== Data section ==

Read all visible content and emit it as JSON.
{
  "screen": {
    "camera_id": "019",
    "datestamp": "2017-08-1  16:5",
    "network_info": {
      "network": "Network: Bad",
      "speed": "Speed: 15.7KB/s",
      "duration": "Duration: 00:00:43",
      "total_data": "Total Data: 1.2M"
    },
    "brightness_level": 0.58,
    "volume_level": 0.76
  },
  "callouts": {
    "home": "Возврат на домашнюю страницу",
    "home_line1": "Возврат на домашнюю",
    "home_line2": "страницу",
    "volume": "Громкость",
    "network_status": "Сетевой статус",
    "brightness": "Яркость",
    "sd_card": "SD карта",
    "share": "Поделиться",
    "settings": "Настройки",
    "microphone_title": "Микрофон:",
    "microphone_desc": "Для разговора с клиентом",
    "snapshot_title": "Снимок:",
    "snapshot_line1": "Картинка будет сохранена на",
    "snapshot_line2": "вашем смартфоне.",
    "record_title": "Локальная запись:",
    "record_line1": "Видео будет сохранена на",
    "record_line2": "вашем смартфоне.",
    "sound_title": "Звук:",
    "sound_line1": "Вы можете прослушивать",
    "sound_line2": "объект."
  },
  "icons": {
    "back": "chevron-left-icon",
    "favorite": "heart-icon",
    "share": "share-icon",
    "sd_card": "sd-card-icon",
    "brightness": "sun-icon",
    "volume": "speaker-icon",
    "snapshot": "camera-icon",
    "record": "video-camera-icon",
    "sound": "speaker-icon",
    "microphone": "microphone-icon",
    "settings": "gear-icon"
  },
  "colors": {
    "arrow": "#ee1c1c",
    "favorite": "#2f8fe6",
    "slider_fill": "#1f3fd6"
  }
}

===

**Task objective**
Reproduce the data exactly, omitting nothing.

**Solved exercise**
Read all visible content and emit it as JSON.
{
  "screen": {
    "camera_id": "019",
    "datestamp": "2017-08-1  16:5",
    "network_info": {
      "network": "Network: Bad",
      "speed": "Speed: 15.7KB/s",
      "duration": "Duration: 00:00:43",
      "total_data": "Total Data: 1.2M"
    },
    "brightness_level": 0.58,
    "volume_level": 0.76
  },
  "callouts": {
    "home": "Возврат на домашнюю страницу",
    "home_line1": "Возврат на домашнюю",
    "home_line2": "страницу",
    "volume": "Громкость",
    "network_status": "Сетевой статус",
    "brightness": "Яркость",
    "sd_card": "SD карта",
    "share": "Поделиться",
    "settings": "Настройки",
    "microphone_title": "Микрофон:",
    "microphone_desc": "Для разговора с клиентом",
    "snapshot_title": "Снимок:",
    "snapshot_line1": "Картинка будет сохранена на",
    "snapshot_line2": "вашем смартфоне.",
    "record_title": "Локальная запись:",
    "record_line1": "Видео будет сохранена на",
    "record_line2": "вашем смартфоне.",
    "sound_title": "Звук:",
    "sound_line1": "Вы можете прослушивать",
    "sound_line2": "объект."
  },
  "icons": {
    "back": "chevron-left-icon",
    "favorite": "heart-icon",
    "share": "share-icon",
    "sd_card": "sd-card-icon",
    "brightness": "sun-icon",
    "volume": "speaker-icon",
    "snapshot": "camera-icon",
    "record": "video-camera-icon",
    "sound": "speaker-icon",
    "microphone": "microphone-icon",
    "settings": "gear-icon"
  },
  "colors": {
    "arrow": "#ee1c1c",
    "favorite": "#2f8fe6",
    "slider_fill": "#1f3fd6"
  }
}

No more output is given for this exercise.